Paul: Is there a scenario in which you would not consider hunting black bears a trophy hunt?
Wendy: It comes back to the James Estes et al. paper about downgrading planet Earth. It’s just not sustainable to be hunting large carnivores. If you want to go out and fill your freezer with meat, then do it with ungulates, do it with prey species. It’s much more sustainable that way. With species like grizzly bears or brown bears, they spend an inordinate amount of time raising their young and they have these family structures that are disrupted when you kill them. In addition, when you kill a carnivore there are also unintended consequences to humans, livestock, and to those families of those carnivores that people need to think about.
Paul: What kind of work has the HSUS done to assess social values and opinions about hunting?
Wendy: We did a poll in January 2022 with Remington Research Group, which is a phenomenal and respected polling agency. Our first question was: do you support trophy hunting? In the west, opposition was 76%. More broadly, we know that two thirds of Americans do not like trophy hunting. And I don’t know what the polling data would be for Canada. You probably know better, Paul.
Paul: I’m curious about how to disentangle the motivations and characterization of a situation where someone eats all parts of an animals and keeps a part of the animal, such as a skull, to display. It bothers me that we present to the public this idea that these approaches to hunting are mutually exclusive. We poll the public and ask them if they support hunting for meat and if they support trophy hunting? But how do we understand people’s opinions on something when it’s a situation that’s not so easily distinct that way?
Wendy: I don’t know the answer to your question, actually. I don’t know.
Paul: I don’t know either. I continuously try to explore this because we are seeing such increased polarization in this continent and in the world.
Wendy: Yes. I’m with you on that.
Paul: One of my greatest political acts is to refuse to allow other people to put me into a dichotomy that I don’t agree is the correct framing of an issue. I don’t agree that certain issues are binaries, so I don’t accept the premise of conversations when I’m being asked to choose a “side.”
This where I come to with some cases around hunting and trophy hunting. I don’t take “grip and grin” photos of myself with animals I’ve killed. However, I shot a bear some years ago, and I have a photo of the bear alive and walking around. I that bear’s skull on my shelf because it was an important hunt to me. Every bit of the meat from that bear was eaten. Does that hunt become a trophy hunt as soon as I keep the skull?
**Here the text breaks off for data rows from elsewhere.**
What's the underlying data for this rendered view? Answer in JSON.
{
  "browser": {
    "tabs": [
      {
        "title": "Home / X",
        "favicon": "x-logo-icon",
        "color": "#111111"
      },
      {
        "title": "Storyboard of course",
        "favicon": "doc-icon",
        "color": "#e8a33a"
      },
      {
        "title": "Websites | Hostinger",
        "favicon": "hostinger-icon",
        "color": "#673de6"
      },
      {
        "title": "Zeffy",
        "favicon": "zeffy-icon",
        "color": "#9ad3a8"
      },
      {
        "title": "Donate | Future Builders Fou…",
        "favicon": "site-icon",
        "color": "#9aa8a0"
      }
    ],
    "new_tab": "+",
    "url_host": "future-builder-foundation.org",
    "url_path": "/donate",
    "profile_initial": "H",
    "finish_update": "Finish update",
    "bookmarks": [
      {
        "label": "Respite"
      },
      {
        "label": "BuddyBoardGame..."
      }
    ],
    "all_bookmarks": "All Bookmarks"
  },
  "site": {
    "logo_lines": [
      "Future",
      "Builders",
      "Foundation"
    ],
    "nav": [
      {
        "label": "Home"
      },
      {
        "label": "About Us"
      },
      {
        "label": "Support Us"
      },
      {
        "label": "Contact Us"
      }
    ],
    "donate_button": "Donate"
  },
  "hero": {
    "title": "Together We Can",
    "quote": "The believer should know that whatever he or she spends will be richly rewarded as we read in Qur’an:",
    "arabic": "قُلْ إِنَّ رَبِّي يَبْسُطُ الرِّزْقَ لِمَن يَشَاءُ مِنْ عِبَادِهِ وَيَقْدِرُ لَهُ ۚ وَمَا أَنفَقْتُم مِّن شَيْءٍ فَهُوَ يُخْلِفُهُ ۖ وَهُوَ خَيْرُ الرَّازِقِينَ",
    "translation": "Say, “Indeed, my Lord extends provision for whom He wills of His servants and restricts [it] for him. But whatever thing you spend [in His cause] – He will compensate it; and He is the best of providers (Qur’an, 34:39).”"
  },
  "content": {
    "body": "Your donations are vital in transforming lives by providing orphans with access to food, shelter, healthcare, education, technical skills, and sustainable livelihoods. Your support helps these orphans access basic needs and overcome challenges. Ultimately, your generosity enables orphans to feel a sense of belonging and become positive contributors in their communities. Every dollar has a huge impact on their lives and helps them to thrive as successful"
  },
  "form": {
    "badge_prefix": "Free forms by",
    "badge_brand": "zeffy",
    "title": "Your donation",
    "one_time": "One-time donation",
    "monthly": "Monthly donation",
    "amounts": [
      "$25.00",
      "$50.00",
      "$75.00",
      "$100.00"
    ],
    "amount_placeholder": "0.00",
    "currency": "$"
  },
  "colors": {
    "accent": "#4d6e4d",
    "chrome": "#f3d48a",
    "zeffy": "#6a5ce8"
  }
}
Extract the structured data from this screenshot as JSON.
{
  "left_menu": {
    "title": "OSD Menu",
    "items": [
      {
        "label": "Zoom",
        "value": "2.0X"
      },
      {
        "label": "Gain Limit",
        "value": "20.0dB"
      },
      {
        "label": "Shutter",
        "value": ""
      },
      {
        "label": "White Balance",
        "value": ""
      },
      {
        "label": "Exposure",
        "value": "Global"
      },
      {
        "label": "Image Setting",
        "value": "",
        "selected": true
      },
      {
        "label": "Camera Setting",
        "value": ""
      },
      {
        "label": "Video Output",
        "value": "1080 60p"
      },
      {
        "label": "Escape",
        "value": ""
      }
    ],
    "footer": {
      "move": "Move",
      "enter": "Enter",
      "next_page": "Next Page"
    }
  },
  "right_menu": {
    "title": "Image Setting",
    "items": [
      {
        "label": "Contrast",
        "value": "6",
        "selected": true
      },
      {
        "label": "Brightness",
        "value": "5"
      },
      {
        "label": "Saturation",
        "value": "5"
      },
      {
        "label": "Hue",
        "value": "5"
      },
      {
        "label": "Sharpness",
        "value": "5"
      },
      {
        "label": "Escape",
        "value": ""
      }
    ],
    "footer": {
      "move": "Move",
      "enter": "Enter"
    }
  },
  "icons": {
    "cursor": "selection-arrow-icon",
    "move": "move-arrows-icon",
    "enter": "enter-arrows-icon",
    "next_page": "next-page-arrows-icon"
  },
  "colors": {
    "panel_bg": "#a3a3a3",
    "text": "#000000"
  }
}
Wendy: I would say a skull is a trophy. If you’re keeping a body part, that’s a trophy. I hate to hurt your feelings because I feel like I get the vibe that you are a really ethical hunter. So, I appreciate that, and I value that. I really do. We need people like you speaking out because we need hunters to speak out. When agencies decide to do things that are unethical, we need to drop the binary thinking and come together and accomplish things that benefit the wild lands and the wildlife that you and I both love.
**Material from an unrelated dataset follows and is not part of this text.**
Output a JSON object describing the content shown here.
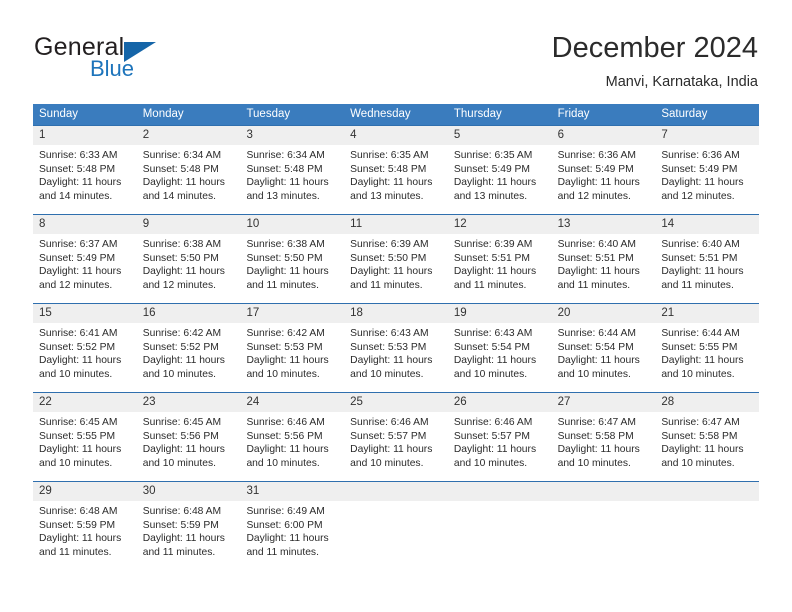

Wendy: Like you, I love the outdoors and I grew up camping, and backpacking, and cross-country skiing, and doing all those outdoor things. I’m a wildlife photographer. My partner and I go to Yellowstone very frequently and I love to see grizzly bears and black bears.
I think that’s where we come together, and that’s where we find community and where we advocate for creating a planet where we have these wild species and these wild places that are not just turned into giant cities or some industrial wasteland. So, I think that’s where we can come together.
Paul: I appreciate that, and I still appreciate it even in the cases where we eventually diverge later. If we come together on something for a moment and we know that we’ve protected the existence of bears and their habitat, and then we have to separate a little on what we do next, I still appreciate the fact that we were able to work together in that moment.
Wendy: Exactly. This is beautiful. We’ve come completely full circle from where we started.